*** ENTRIES PROVIDED Section Begins ***

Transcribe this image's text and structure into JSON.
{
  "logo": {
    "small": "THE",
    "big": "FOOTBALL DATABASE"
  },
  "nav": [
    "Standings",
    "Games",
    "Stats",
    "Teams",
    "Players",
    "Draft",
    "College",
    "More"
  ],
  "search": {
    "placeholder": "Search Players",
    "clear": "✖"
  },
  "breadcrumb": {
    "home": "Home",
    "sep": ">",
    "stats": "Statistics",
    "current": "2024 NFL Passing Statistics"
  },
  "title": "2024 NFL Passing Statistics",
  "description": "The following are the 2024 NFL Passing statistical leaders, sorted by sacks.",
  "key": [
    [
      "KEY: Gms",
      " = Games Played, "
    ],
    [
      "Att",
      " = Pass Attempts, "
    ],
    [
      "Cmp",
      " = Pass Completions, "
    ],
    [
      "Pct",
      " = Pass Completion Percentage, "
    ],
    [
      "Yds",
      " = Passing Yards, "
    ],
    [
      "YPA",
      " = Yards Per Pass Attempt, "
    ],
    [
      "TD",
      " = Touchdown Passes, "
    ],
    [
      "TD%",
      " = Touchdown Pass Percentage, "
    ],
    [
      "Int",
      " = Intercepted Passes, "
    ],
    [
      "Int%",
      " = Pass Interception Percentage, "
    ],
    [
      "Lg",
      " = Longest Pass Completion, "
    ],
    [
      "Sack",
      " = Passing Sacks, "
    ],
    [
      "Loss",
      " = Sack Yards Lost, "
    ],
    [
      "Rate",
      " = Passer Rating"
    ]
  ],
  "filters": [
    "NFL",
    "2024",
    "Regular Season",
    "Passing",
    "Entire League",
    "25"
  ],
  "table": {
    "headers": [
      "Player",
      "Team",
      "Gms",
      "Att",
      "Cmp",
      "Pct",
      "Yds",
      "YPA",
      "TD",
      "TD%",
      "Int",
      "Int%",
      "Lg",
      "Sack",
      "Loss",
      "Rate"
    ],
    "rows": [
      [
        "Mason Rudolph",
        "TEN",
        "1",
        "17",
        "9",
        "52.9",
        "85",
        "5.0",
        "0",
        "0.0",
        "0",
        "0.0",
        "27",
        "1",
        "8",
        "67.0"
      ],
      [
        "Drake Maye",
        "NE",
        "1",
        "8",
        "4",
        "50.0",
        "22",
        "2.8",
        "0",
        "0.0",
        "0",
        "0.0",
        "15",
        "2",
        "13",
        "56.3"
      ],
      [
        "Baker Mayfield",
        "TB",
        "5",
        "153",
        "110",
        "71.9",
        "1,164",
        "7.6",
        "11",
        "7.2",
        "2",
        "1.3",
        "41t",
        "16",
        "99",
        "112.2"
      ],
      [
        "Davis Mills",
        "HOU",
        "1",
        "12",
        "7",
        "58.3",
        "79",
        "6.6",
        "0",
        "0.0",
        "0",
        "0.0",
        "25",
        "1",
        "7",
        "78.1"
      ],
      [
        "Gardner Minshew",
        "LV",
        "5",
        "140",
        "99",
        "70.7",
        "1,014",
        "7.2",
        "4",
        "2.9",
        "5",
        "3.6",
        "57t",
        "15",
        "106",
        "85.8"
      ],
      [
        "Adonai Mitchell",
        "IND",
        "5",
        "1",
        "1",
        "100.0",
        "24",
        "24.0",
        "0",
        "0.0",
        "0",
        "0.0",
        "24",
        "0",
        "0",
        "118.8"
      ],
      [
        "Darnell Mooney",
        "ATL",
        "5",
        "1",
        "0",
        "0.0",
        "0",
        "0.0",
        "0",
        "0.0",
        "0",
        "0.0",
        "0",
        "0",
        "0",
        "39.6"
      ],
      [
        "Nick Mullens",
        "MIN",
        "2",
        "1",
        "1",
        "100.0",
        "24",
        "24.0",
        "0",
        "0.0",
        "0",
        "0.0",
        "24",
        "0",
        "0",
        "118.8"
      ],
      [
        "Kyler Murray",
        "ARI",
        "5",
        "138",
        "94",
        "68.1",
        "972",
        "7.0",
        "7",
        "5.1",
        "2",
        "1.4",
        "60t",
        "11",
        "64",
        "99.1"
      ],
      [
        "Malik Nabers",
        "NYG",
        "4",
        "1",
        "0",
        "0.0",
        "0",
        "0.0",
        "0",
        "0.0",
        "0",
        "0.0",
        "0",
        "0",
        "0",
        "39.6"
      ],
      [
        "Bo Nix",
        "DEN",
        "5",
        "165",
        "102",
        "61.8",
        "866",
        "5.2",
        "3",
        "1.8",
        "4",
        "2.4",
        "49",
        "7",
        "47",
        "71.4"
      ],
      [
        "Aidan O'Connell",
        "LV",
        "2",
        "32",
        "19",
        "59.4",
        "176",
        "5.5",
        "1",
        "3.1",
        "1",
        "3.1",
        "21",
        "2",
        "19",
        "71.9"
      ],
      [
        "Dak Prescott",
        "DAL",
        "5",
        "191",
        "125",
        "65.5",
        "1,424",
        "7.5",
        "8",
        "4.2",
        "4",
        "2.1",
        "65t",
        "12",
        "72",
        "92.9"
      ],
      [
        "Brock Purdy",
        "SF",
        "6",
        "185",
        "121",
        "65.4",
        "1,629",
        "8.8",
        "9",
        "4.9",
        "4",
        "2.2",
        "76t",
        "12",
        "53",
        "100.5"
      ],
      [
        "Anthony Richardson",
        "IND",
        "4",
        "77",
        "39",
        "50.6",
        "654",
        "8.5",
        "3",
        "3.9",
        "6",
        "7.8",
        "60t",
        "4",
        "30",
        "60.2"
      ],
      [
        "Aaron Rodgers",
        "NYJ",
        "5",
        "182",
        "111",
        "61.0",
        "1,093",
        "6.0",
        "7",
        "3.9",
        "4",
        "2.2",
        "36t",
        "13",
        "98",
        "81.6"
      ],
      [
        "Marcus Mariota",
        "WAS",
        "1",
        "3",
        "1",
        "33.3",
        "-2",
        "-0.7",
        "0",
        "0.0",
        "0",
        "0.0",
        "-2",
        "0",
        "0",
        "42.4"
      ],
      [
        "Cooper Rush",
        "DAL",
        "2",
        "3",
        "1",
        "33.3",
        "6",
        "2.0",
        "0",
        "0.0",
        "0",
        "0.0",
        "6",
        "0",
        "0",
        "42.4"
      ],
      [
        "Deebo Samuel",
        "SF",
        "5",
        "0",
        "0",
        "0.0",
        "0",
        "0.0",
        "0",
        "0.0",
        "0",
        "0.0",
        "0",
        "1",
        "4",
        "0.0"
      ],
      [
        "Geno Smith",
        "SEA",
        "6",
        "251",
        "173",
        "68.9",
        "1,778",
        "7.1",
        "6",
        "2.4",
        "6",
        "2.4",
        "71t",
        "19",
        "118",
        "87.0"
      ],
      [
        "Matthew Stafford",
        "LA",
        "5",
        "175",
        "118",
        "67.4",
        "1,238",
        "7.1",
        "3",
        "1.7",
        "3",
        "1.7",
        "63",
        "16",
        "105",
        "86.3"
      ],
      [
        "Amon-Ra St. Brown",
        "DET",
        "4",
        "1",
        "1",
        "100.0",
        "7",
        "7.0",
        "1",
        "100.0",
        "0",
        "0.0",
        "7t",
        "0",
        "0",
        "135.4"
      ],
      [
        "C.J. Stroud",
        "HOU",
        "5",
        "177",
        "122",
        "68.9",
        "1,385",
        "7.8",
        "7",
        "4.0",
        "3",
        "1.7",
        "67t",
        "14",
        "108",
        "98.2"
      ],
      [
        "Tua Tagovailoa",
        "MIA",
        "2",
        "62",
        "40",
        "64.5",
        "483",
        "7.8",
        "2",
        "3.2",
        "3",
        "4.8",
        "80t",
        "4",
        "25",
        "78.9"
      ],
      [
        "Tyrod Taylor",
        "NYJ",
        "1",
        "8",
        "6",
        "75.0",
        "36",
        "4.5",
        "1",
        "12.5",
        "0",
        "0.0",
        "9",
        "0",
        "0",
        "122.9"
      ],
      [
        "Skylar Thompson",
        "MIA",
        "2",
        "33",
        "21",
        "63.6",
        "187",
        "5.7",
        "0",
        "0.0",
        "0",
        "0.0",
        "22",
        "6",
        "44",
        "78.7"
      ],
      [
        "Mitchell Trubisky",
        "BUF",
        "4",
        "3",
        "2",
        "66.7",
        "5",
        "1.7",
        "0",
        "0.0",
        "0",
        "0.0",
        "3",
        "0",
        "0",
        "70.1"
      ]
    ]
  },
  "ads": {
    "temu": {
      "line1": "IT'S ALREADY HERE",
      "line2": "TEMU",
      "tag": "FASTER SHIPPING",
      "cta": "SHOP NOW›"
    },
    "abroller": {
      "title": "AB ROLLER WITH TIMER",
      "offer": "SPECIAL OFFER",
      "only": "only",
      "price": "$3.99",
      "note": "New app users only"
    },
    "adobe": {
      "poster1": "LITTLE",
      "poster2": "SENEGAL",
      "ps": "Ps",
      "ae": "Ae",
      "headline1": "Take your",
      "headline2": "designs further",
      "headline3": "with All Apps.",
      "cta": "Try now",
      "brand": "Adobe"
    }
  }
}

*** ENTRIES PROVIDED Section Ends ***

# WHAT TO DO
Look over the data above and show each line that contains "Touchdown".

# ANSWER FOR THIS EXERCISE
      " = Touchdown Passes, "
      " = Touchdown Pass Percentage, "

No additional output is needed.